[4] Yamamoto AY, Mussi-Pinhata MM, Isaac MdeL, et al. Congenital cytomegalovirus infection as a cause of sensorineural hearing loss in a highly immune population Pediatr Infect Dis J 2011; 30(12): 1043-6.
[5] Boppana SB, Rivera LB, Fowler KB, Mach M, Britt WJ. Intrauterine transmission of cytomegalovirus to infants of women with preconceptional immunity N Engl J Med 2001; 344(18): 1366-71.
[6] Yamamoto AY, Mussi-Pinhata MM, Boppana SB, et al. Human cytomegalovirus reinfection is associated with intrauterine transmission in a highly cytomegalovirus-immune maternal population Am J Obstet Gynecol 2010; 202(3): 297.e1-8.
[7] Stagno S, Pass RF, Dworsky ME, et al. Congenital cytomegalovirus infection: The relative importance of primary and recurrent maternal infection N Engl J Med 1982; 306(16): 945-9.
[8] Wang C, Zhang X, Bialek S, Cannon MJ. Attribution of congenital cytomegalovirus infection to primary versus non-primary maternal infection Clin Infect Dis 2011; 52(2): e11-3.
[9] Drouet E, Michelson S, Denoyel G, Colimon R. Polymerase chain reaction detection of human cytomegalovirus in over 2000 blood specimens correlated with virus isolation and related to urinary virus excretion J Virol Methods 1993; 45(3): 259-76.
[10] Mendez JC, Espy MJ, Smith TF, Wilson JA, Paya CV. Evaluation of PCR primers for early diagnosis of cytomegalovirus infection following liver transplantation J Clin Microbiol 1998; 36(2): 526-30.
[11] Nahla KH, Ali YH, Enan KH. Studies on congenital infections in Sudan: Seroprevalence of cytomegalovirus J Sci Tech 2011; 12(4): 82-90.
[12] Khairi SI, Intisar KS, Enan KH, Ishag MY, Baraa AM, Ali YH. Seroprevalence of cytomegalovirus infection among pregnant women at Omdurman Maternity Hospital Sudan J Med Lab Diagn 2013; 4(4): 45-9.
[13] Barbi M, Binda S, Primache V, Clerici D. Congenital cytomegalovirus infection in a northern Italian region Eur J Epidemiol 1998; 14(8): 791-6.
[14] Ahlfors K, Ivarsson SA, Harris S. Report on a long-term study of maternal and congenital cytomegalovirus infection in Sweden.
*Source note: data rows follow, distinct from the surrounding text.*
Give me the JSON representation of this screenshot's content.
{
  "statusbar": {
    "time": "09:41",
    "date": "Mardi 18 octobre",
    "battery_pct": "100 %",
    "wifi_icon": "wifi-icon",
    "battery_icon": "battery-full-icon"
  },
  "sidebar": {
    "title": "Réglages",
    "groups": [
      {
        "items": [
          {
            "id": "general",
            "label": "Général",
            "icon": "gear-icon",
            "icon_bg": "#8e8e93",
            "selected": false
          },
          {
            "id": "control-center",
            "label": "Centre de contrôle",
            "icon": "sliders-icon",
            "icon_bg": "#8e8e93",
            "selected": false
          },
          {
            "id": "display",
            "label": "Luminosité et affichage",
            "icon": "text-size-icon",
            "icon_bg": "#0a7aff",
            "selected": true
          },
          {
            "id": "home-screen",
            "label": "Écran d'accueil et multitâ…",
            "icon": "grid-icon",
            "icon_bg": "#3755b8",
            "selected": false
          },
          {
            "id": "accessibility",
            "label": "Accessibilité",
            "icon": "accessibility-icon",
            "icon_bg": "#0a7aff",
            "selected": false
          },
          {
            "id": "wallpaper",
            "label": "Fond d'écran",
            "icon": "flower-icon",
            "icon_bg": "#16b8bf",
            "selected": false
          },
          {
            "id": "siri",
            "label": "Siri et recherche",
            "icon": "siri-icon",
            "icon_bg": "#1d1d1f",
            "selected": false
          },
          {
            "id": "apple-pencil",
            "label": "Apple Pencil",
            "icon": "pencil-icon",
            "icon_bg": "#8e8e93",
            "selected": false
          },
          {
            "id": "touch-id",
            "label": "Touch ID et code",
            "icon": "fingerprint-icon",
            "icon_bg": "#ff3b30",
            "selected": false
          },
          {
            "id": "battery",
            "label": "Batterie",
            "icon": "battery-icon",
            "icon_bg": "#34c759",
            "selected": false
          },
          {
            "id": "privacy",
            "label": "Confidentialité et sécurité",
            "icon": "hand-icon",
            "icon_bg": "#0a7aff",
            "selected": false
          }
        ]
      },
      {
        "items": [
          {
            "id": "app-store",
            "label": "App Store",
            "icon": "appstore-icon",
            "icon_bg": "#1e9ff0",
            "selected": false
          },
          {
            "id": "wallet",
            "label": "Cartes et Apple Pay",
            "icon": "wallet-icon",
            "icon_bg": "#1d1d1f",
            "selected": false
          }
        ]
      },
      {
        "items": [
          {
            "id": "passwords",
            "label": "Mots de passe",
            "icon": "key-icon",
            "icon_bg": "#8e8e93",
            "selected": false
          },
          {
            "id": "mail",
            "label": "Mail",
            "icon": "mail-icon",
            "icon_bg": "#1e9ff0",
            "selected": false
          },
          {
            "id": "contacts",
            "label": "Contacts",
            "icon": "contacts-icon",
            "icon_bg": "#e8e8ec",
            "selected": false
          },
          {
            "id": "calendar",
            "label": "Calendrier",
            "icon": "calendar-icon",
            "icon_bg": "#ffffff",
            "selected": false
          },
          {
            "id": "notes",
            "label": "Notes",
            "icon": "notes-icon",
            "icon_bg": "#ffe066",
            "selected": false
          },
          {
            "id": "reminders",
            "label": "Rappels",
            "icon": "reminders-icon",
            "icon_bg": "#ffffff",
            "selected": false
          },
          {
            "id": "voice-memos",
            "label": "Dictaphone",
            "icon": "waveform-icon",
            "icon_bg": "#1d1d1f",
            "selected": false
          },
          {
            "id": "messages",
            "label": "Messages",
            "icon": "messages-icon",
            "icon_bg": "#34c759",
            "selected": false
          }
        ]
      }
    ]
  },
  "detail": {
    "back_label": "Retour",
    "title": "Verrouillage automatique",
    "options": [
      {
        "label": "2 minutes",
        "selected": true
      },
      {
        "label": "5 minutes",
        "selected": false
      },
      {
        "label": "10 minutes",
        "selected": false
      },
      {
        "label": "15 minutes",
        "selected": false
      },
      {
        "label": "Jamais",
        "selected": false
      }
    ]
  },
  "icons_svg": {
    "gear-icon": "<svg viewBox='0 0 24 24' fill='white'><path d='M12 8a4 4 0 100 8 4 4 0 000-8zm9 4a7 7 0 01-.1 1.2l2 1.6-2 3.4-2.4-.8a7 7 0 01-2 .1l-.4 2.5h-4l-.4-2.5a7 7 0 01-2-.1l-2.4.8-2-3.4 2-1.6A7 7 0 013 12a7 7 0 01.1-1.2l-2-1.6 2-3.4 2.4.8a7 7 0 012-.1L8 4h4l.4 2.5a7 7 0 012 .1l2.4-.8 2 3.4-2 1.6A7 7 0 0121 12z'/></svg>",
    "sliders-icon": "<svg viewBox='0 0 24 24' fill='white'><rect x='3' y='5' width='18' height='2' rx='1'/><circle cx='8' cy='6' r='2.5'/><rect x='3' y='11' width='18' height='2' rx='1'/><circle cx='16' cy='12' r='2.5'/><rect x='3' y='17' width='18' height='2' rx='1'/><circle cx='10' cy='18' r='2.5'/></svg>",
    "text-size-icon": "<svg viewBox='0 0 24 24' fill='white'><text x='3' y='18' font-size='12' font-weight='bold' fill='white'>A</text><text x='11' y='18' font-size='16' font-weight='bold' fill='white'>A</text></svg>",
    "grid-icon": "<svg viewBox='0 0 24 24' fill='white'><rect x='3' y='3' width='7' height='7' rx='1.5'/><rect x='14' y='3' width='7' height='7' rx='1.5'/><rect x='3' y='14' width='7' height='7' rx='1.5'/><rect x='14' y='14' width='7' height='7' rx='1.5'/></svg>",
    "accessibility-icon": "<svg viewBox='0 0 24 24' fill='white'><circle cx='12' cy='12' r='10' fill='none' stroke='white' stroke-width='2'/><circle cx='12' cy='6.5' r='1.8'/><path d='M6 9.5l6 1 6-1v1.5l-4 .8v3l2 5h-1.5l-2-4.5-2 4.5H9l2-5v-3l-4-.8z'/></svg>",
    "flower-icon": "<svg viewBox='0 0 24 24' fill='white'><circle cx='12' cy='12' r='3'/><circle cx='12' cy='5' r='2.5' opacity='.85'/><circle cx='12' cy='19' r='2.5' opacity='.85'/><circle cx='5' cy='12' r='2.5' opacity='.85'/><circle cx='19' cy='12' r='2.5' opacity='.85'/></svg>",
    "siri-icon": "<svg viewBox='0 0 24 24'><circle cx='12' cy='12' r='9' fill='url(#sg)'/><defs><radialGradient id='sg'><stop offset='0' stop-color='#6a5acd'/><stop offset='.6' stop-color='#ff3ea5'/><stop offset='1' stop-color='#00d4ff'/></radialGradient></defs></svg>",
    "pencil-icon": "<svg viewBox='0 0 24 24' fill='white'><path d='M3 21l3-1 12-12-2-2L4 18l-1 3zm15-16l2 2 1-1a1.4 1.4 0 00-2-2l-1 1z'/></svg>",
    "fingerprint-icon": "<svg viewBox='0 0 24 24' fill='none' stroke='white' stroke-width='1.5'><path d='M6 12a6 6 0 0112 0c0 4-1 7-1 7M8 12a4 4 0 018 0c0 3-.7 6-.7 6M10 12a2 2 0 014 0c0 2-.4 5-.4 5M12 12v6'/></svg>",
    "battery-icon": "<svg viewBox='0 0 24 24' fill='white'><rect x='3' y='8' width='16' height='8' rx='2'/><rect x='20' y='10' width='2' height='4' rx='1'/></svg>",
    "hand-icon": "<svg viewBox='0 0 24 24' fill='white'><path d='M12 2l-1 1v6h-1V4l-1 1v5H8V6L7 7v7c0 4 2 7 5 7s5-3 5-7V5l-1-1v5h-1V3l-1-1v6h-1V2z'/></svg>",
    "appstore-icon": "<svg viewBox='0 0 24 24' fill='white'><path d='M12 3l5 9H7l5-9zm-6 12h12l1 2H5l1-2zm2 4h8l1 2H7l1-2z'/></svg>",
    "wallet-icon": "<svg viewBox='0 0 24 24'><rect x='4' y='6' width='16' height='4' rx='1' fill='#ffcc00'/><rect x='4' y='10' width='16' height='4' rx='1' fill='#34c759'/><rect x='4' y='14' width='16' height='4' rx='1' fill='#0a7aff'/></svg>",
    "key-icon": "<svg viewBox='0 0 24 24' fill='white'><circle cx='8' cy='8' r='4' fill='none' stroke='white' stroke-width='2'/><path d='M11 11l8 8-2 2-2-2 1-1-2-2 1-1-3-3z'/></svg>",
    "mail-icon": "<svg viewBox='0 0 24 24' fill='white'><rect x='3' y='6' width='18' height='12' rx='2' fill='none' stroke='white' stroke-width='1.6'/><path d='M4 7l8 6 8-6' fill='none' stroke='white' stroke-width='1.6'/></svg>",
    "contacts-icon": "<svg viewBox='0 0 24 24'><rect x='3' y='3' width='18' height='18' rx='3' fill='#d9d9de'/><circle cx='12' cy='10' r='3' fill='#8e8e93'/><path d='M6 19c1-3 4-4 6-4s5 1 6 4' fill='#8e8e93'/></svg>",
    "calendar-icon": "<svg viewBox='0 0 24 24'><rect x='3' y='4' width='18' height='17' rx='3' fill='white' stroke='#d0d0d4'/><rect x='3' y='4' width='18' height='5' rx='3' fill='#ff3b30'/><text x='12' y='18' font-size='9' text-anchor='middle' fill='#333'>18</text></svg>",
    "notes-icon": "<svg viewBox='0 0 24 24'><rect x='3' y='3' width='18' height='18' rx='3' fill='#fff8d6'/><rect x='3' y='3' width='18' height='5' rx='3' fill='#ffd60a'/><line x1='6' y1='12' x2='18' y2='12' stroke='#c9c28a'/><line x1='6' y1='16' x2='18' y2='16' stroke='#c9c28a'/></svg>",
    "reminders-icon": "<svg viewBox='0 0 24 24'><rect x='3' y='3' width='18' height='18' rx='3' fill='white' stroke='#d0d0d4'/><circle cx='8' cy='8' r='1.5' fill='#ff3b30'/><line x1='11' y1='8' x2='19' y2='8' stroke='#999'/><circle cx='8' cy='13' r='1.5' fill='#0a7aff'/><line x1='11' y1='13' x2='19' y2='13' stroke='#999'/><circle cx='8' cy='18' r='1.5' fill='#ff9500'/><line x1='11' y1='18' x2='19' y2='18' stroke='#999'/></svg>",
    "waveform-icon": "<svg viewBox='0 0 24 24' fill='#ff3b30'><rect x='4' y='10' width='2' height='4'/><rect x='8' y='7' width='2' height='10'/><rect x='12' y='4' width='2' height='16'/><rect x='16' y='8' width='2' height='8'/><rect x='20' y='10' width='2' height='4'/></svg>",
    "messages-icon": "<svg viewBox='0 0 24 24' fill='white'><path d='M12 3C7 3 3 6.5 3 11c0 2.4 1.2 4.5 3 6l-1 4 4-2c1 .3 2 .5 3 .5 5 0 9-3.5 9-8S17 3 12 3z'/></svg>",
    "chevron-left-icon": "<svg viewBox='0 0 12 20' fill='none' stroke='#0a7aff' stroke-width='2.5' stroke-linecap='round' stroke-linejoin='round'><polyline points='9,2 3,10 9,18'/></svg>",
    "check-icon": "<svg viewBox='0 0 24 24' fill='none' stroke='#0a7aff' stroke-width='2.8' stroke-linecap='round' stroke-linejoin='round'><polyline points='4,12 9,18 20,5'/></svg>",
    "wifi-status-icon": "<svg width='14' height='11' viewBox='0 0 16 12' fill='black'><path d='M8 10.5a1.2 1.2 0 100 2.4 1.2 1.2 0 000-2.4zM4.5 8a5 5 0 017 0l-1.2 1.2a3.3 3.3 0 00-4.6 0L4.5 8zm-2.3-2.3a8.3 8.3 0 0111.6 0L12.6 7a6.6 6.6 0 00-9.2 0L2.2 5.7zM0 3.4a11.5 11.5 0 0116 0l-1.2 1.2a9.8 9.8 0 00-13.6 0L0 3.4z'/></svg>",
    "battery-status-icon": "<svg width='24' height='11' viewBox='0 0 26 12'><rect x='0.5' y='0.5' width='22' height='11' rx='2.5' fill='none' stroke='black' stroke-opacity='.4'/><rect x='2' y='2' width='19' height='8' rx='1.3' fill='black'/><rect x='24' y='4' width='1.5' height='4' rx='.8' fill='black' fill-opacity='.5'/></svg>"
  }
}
Review of prospective studies available in the literature Scand J Infect Dis 1999; 31(5): 443-57.
[15] Murph JR, Souza IE, Dawson JD, et al. Epidemiology of congenital cytomegalovirus infection: maternal risk factors and molecular analysis of cytomegalovirus strains Am J Epidemiol 1998; 147(10): 940-7.